BEGIN
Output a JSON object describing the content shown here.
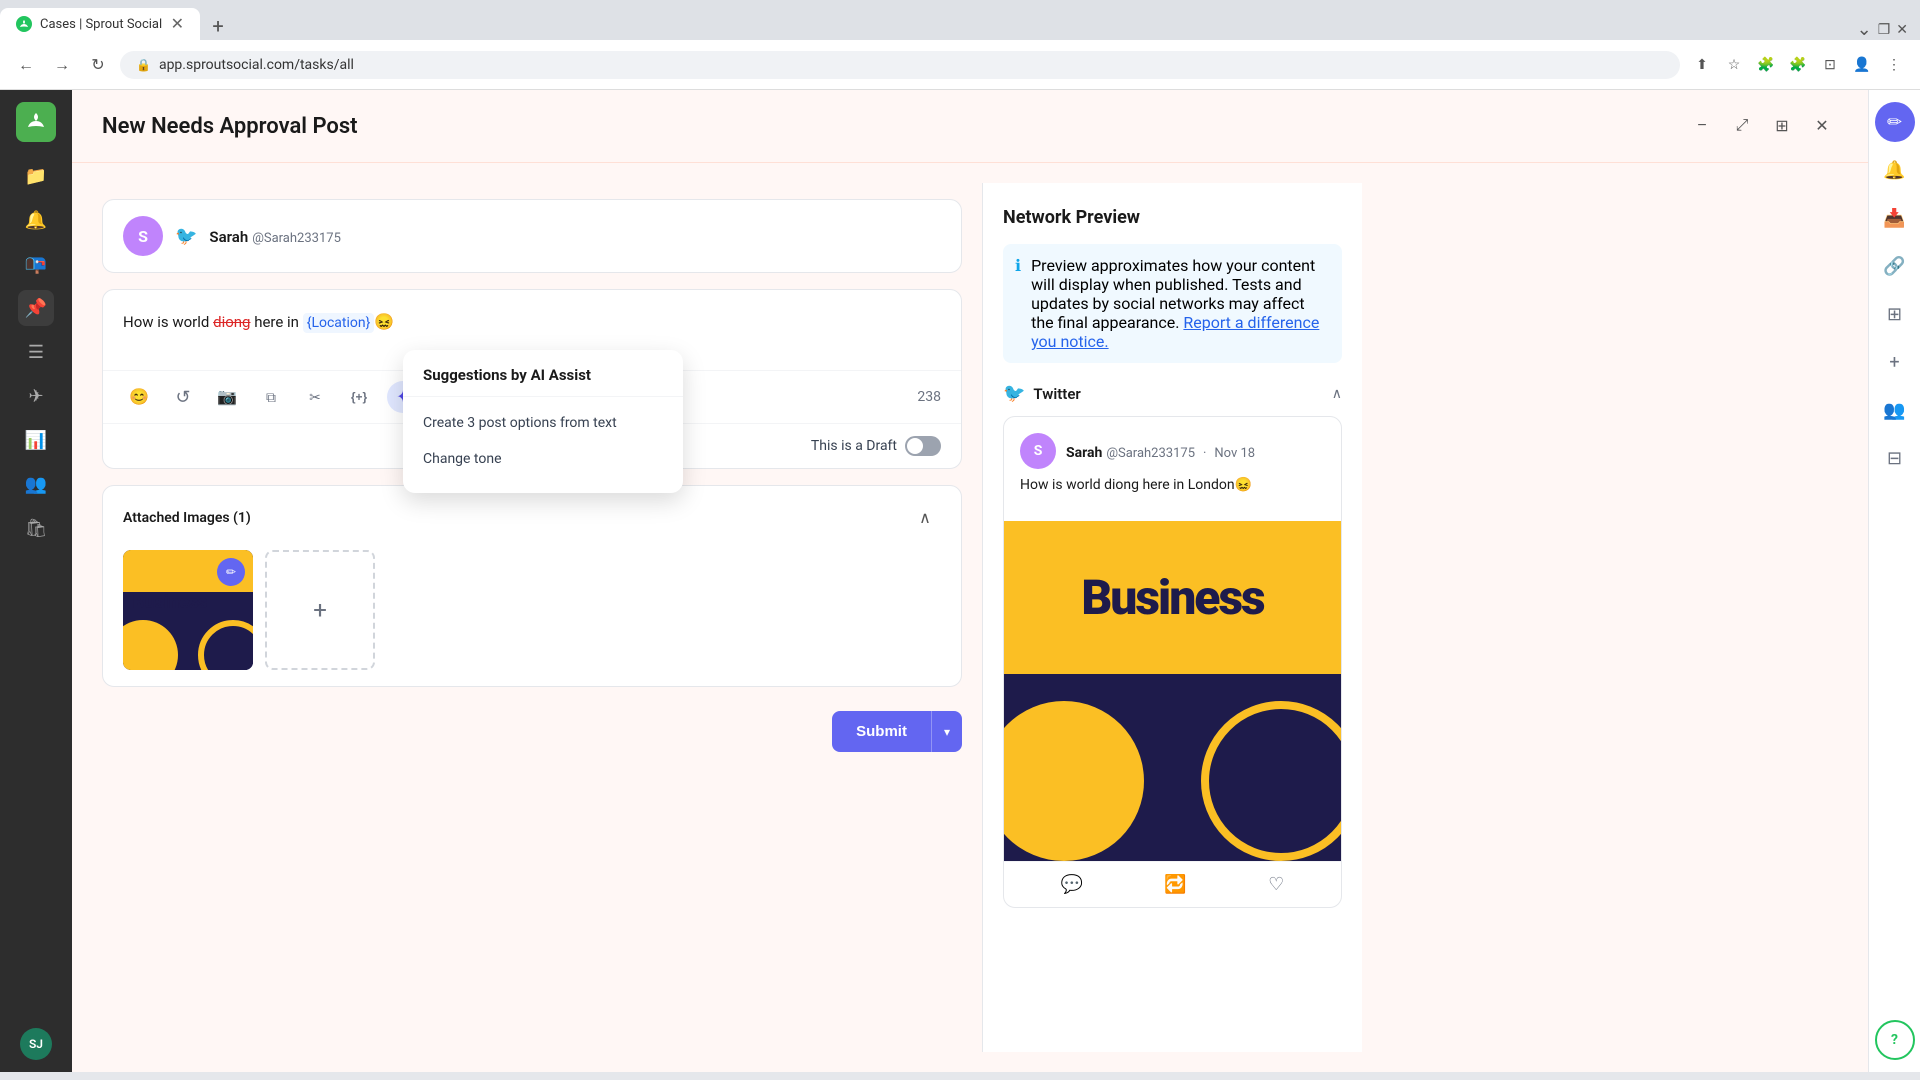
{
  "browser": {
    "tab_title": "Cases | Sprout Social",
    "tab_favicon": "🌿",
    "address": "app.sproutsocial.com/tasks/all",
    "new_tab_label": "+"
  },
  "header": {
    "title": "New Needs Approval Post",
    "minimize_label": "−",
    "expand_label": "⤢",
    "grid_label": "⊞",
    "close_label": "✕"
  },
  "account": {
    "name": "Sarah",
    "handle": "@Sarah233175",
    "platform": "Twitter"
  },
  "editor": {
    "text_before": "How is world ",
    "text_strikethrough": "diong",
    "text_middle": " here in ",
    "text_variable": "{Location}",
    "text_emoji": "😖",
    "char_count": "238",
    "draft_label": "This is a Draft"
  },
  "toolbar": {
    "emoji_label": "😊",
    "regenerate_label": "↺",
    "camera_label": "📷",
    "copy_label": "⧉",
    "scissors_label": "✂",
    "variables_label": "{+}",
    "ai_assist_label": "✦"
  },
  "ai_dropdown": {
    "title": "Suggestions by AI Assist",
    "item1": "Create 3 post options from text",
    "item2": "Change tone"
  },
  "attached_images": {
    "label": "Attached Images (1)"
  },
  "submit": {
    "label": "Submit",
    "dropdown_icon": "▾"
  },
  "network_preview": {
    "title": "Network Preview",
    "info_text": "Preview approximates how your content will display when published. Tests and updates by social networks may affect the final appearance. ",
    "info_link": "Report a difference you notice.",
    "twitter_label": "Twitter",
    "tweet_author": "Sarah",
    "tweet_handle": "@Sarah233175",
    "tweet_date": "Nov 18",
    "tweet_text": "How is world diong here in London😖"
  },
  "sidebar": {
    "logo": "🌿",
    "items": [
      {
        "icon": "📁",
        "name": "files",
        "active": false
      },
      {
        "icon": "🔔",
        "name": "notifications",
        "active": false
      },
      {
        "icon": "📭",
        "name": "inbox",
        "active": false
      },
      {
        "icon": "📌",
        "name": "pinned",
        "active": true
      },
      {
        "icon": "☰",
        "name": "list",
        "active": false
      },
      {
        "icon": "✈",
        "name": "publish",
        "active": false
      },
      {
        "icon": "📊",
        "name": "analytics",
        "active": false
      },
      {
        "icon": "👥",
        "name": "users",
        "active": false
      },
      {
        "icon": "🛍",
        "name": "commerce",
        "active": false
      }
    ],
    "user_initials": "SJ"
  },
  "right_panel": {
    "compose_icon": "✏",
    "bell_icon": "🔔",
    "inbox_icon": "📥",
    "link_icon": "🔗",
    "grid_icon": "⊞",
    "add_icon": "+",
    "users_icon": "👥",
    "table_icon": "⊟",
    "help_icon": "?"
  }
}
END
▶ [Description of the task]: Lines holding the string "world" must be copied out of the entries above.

▶ [Response]:
    "text_before": "How is world ",
    "tweet_text": "How is world diong here in London😖"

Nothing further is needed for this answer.